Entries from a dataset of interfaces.
((
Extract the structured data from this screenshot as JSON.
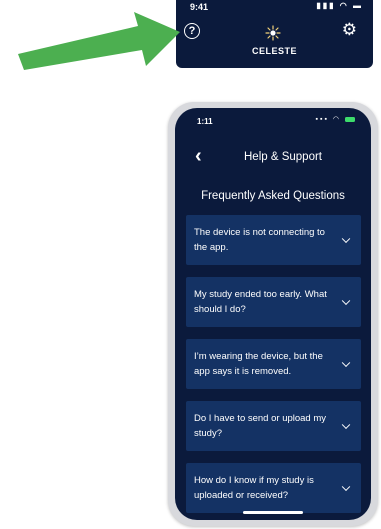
{
  "top_header": {
    "time": "9:41",
    "status_icons": "▮▮▮ ◠ ▬",
    "help_glyph": "?",
    "logo_text": "CELESTE",
    "gear_glyph": "⚙"
  },
  "phone": {
    "status_bar": {
      "time": "1:11",
      "icons": "▪▪▪ ◠"
    },
    "nav": {
      "back_glyph": "‹",
      "title": "Help & Support"
    },
    "section_title": "Frequently Asked Questions",
    "faq": [
      {
        "question": "The device is not connecting to the app."
      },
      {
        "question": "My study ended too early. What should I do?"
      },
      {
        "question": "I’m wearing the device, but the app says it is removed."
      },
      {
        "question": "Do I have to send or upload my study?"
      },
      {
        "question": "How do I know if my study is uploaded or received?"
      }
    ]
  },
  "colors": {
    "app_background": "#0b1a3c",
    "faq_card": "#143264",
    "arrow": "#4caf50",
    "battery": "#3ddc6c"
  },
  "icons": {
    "help": "help-circle-icon",
    "settings": "gear-icon",
    "logo": "sun-star-logo",
    "back": "chevron-left-icon",
    "expand": "chevron-down-icon",
    "callout": "green-arrow"
  }
}
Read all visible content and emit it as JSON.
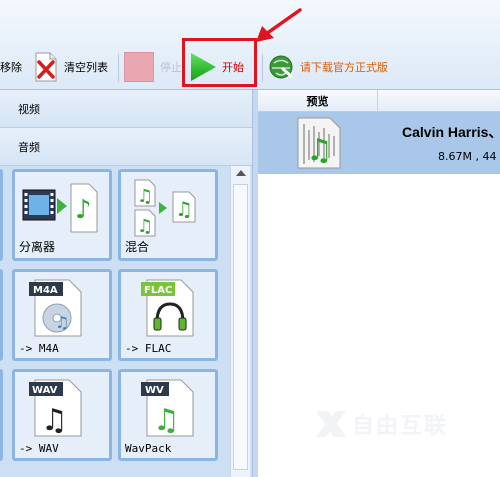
{
  "toolbar": {
    "remove_label": "移除",
    "clear_label": "清空列表",
    "stop_label": "停止",
    "start_label": "开始",
    "download_label": "请下载官方正式版"
  },
  "categories": {
    "video": "视频",
    "audio": "音频"
  },
  "tiles": [
    {
      "label": "分离器",
      "icon": "film-music-splitter-icon"
    },
    {
      "label": "混合",
      "icon": "music-merge-icon"
    },
    {
      "label": "-> M4A",
      "icon": "m4a-file-icon",
      "badge": "M4A"
    },
    {
      "label": "-> FLAC",
      "icon": "flac-file-icon",
      "badge": "FLAC"
    },
    {
      "label": "-> WAV",
      "icon": "wav-file-icon",
      "badge": "WAV"
    },
    {
      "label": "WavPack",
      "icon": "wv-file-icon",
      "badge": "WV"
    }
  ],
  "file_list": {
    "column_preview": "预览",
    "rows": [
      {
        "name": "Calvin Harris、",
        "meta": "8.67M , 44"
      }
    ]
  },
  "watermark": {
    "text": "自由互联"
  },
  "colors": {
    "highlight": "#e0141e",
    "start_green": "#1fb51f",
    "selected_row": "#a8c7e9",
    "tile_border": "#8cb5e2"
  }
}
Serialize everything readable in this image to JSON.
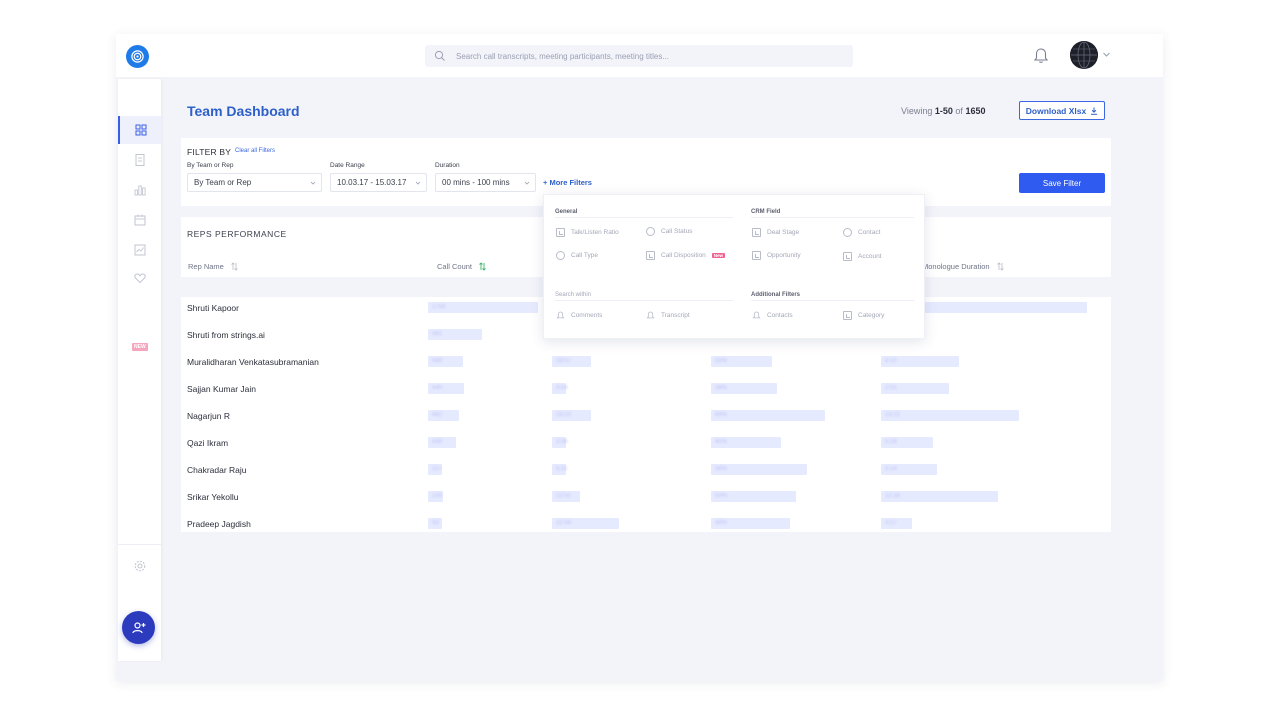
{
  "search": {
    "placeholder": "Search call transcripts, meeting participants, meeting titles..."
  },
  "header": {
    "title": "Team Dashboard",
    "viewing_prefix": "Viewing",
    "viewing_range": "1-50",
    "viewing_of": "of",
    "viewing_total": "1650",
    "download_label": "Download Xlsx"
  },
  "filters": {
    "title": "FILTER BY",
    "clear_label": "Clear all Filters",
    "team_label": "By Team or Rep",
    "team_value": "By Team or Rep",
    "date_label": "Date Range",
    "date_value": "10.03.17 - 15.03.17",
    "duration_label": "Duration",
    "duration_value": "00 mins - 100 mins",
    "more_label": "+ More Filters",
    "save_label": "Save Filter"
  },
  "sidebar": {
    "new_badge": "NEW"
  },
  "perf": {
    "title": "REPS PERFORMANCE",
    "col_rep": "Rep Name",
    "col_calls": "Call Count",
    "col_mono": "Monologue Duration"
  },
  "rows": [
    {
      "name": "Shruti Kapoor",
      "c1": "1756",
      "c2": "",
      "c3": "",
      "c4": ""
    },
    {
      "name": "Shruti from strings.ai",
      "c1": "561",
      "c2": "",
      "c3": "",
      "c4": ""
    },
    {
      "name": "Muralidharan Venkatasubramanian",
      "c1": "589",
      "c2": "18:57",
      "c3": "55%",
      "c4": "8:10"
    },
    {
      "name": "Sajjan Kumar Jain",
      "c1": "540",
      "c2": "4:54",
      "c3": "38%",
      "c4": "2:01"
    },
    {
      "name": "Nagarjun R",
      "c1": "482",
      "c2": "19:23",
      "c3": "84%",
      "c4": "14:21"
    },
    {
      "name": "Qazi Ikram",
      "c1": "439",
      "c2": "3:36",
      "c3": "40%",
      "c4": "5:28"
    },
    {
      "name": "Chakradar Raju",
      "c1": "217",
      "c2": "5:31",
      "c3": "56%",
      "c4": "3:14"
    },
    {
      "name": "Srikar Yekollu",
      "c1": "226",
      "c2": "12:51",
      "c3": "50%",
      "c4": "12:16"
    },
    {
      "name": "Pradeep Jagdish",
      "c1": "93",
      "c2": "22:54",
      "c3": "48%",
      "c4": "3:27"
    }
  ],
  "bar_fractions": [
    [
      1.0,
      0,
      0,
      1.0
    ],
    [
      0.49,
      0,
      0,
      0
    ],
    [
      0.32,
      0.43,
      0.52,
      0.38
    ],
    [
      0.33,
      0.16,
      0.56,
      0.33
    ],
    [
      0.28,
      0.43,
      0.97,
      0.67
    ],
    [
      0.25,
      0.15,
      0.59,
      0.25
    ],
    [
      0.13,
      0.15,
      0.81,
      0.27
    ],
    [
      0.14,
      0.31,
      0.72,
      0.57
    ],
    [
      0.11,
      0.74,
      0.67,
      0.15
    ]
  ],
  "more_filters": {
    "general_label": "General",
    "crm_label": "CRM Field",
    "general": [
      "Talk/Listen Ratio",
      "Call Status",
      "Call Type",
      "Call Disposition"
    ],
    "new_badge": "New",
    "crm": [
      "Deal Stage",
      "Contact",
      "Opportunity",
      "Account"
    ],
    "search_within_label": "Search within",
    "search_within": [
      "Comments",
      "Transcript"
    ],
    "additional_label": "Additional Filters",
    "additional": [
      "Contacts",
      "Category"
    ]
  }
}
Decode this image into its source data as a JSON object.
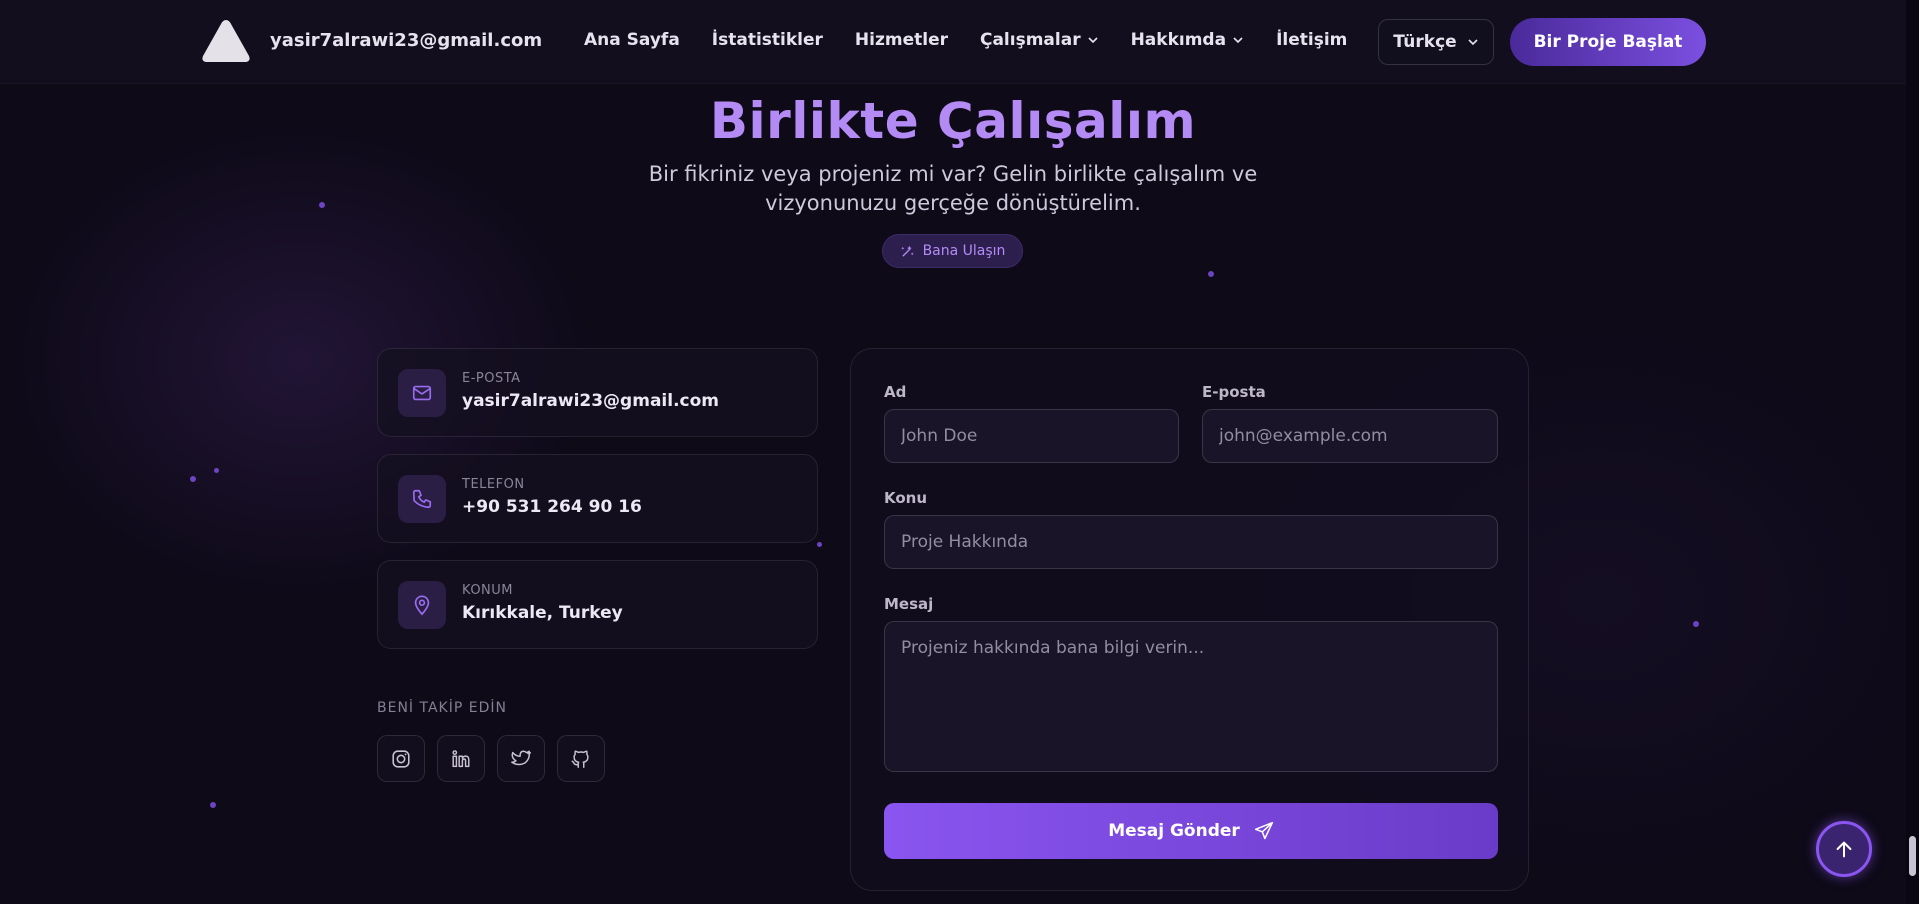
{
  "nav": {
    "brand_email": "yasir7alrawi23@gmail.com",
    "links": [
      {
        "label": "Ana Sayfa"
      },
      {
        "label": "İstatistikler"
      },
      {
        "label": "Hizmetler"
      },
      {
        "label": "Çalışmalar"
      },
      {
        "label": "Hakkımda"
      },
      {
        "label": "İletişim"
      }
    ],
    "language": "Türkçe",
    "cta": "Bir Proje Başlat"
  },
  "hero": {
    "title": "Birlikte Çalışalım",
    "subtitle": "Bir fikriniz veya projeniz mi var? Gelin birlikte çalışalım ve vizyonunuzu gerçeğe dönüştürelim.",
    "badge": "Bana Ulaşın"
  },
  "contact": {
    "cards": [
      {
        "label": "E-POSTA",
        "value": "yasir7alrawi23@gmail.com",
        "icon": "mail-icon"
      },
      {
        "label": "TELEFON",
        "value": "+90 531 264 90 16",
        "icon": "phone-icon"
      },
      {
        "label": "KONUM",
        "value": "Kırıkkale, Turkey",
        "icon": "map-pin-icon"
      }
    ],
    "follow_title": "BENİ TAKİP EDİN",
    "socials": [
      "instagram-icon",
      "linkedin-icon",
      "twitter-icon",
      "github-icon"
    ]
  },
  "form": {
    "name_label": "Ad",
    "name_placeholder": "John Doe",
    "email_label": "E-posta",
    "email_placeholder": "john@example.com",
    "subject_label": "Konu",
    "subject_placeholder": "Proje Hakkında",
    "message_label": "Mesaj",
    "message_placeholder": "Projeniz hakkında bana bilgi verin...",
    "submit": "Mesaj Gönder"
  },
  "colors": {
    "background": "#0e0a18",
    "accent": "#8a55f0",
    "title": "#b48af5"
  }
}
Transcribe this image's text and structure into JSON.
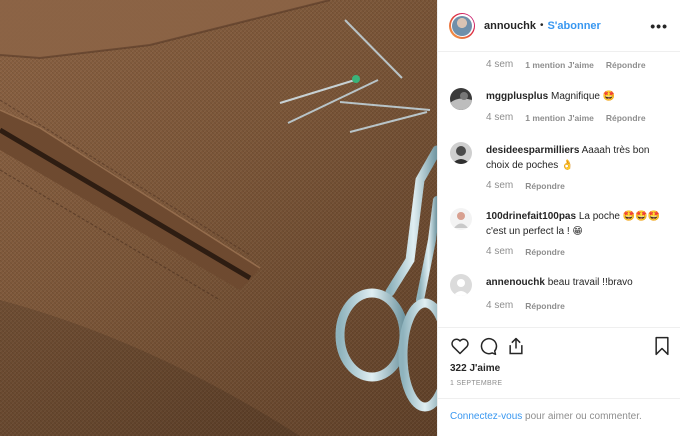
{
  "post": {
    "owner": "annouchk",
    "separator": "•",
    "follow_label": "S'abonner",
    "more_icon": "•••"
  },
  "first_meta": {
    "time": "4 sem",
    "mentions": "1 mention J'aime",
    "reply": "Répondre"
  },
  "comments": [
    {
      "user": "mggplusplus",
      "text": "Magnifique 🤩",
      "time": "4 sem",
      "mentions": "1 mention J'aime",
      "reply": "Répondre"
    },
    {
      "user": "desideesparmilliers",
      "text": "Aaaah très bon choix de poches 👌",
      "time": "4 sem",
      "reply": "Répondre"
    },
    {
      "user": "100drinefait100pas",
      "text": "La poche 🤩🤩🤩 c'est un perfect la ! 😁",
      "time": "4 sem",
      "reply": "Répondre"
    },
    {
      "user": "annenouchk",
      "text": "beau travail !!bravo",
      "time": "4 sem",
      "reply": "Répondre"
    }
  ],
  "likes": "322 J'aime",
  "date": "1 SEPTEMBRE",
  "login": {
    "link": "Connectez-vous",
    "rest": " pour aimer ou commenter."
  },
  "icons": [
    "heart-icon",
    "comment-icon",
    "share-icon",
    "bookmark-icon"
  ],
  "colors": {
    "accent": "#3897f0",
    "muted": "#8e8e8e",
    "text": "#262626",
    "fabric": "#7a5436"
  }
}
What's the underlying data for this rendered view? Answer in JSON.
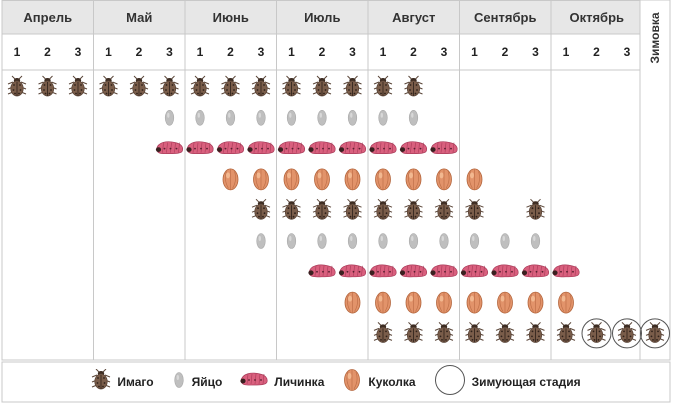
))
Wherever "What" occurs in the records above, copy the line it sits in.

        "question": "My study ended too early. What should I do?"
What's the underlying data for this rendered view? Answer in JSON.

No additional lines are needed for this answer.